An intrathecal pump, also called a “pain pump,” is a drug delivery therapy which may be able to help reduce your chronic pain such as back pain. It works by delivering medication directly to where it’s needed rather than taking it orally. The benefits of intrathecal pumps can be enormous for many patients, however, there are risks involved as well. Only a board-certified pain physician can help you determine whether an intrathecal pump is right for you.

Top Benefits

  • Reduce or Eliminate Pain Medication – Most patients find that they can reduce or eliminate the use of oral pain medication once they have in intrathecal pump implanted.
  • Fewer Side Effects – Intrathecal pumps typically have much fewer side effects when compared to oral pain medication because the medication is more specifically targeted.
  • Flexibility – The dosage of pain medication administered through the pump can be changed as your needs change. If you experience more pain, the medication can be increased and vice-versa.
  • Trial Test – You don’t have to commit to the treatment right away. Patients undergo a trial test to see how it works for them and a decision can be made afterwards.
  • Not Permanent – Unlike some surgeries, like back surgery, getting an intrathecal pump does not have to be permanent. The device can be turned off or removed at a later time.

Intrathecal pumps are often used in combination with other pain management treatment options to provide a comprehensive approach to chronic pain management.


  • Surgical Complication – While rare, surgical complications are still possible. Some potential complications include an infection or spinal fluid leak.
  • Inflammation – Some patients report inflammation in the area around the catheter.
  • Device Malfunction – It the device malfunctions, surgery may be needed to fix it. Some possible malfunctions include a broken catheter or the pump moving within the body. However, these are rare occurrences.

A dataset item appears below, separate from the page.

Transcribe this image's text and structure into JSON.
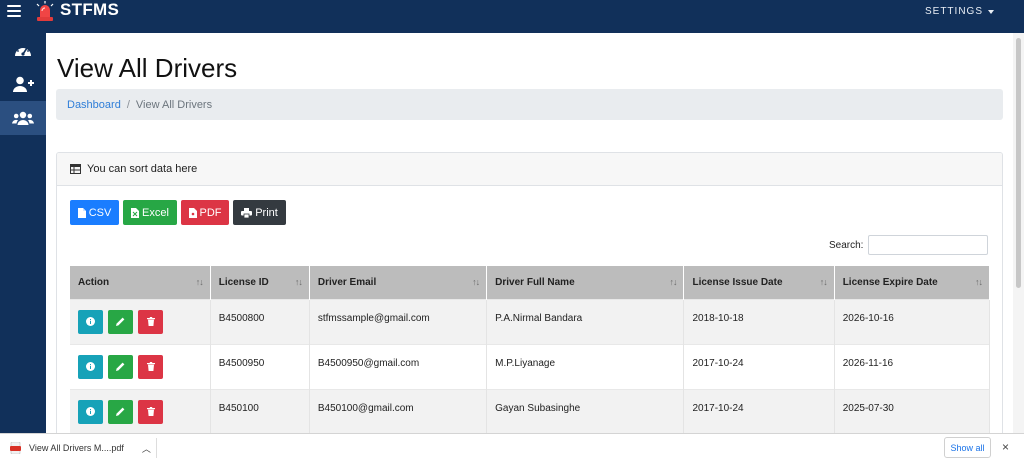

Only a board-certified New Jersey pain doctor can help you decide whether an intrathecal pump may be right for you. Contact Garden State Pain Control today if you have any questions or you’d like to book an appointment with one of our experienced New Jersey pain physicians.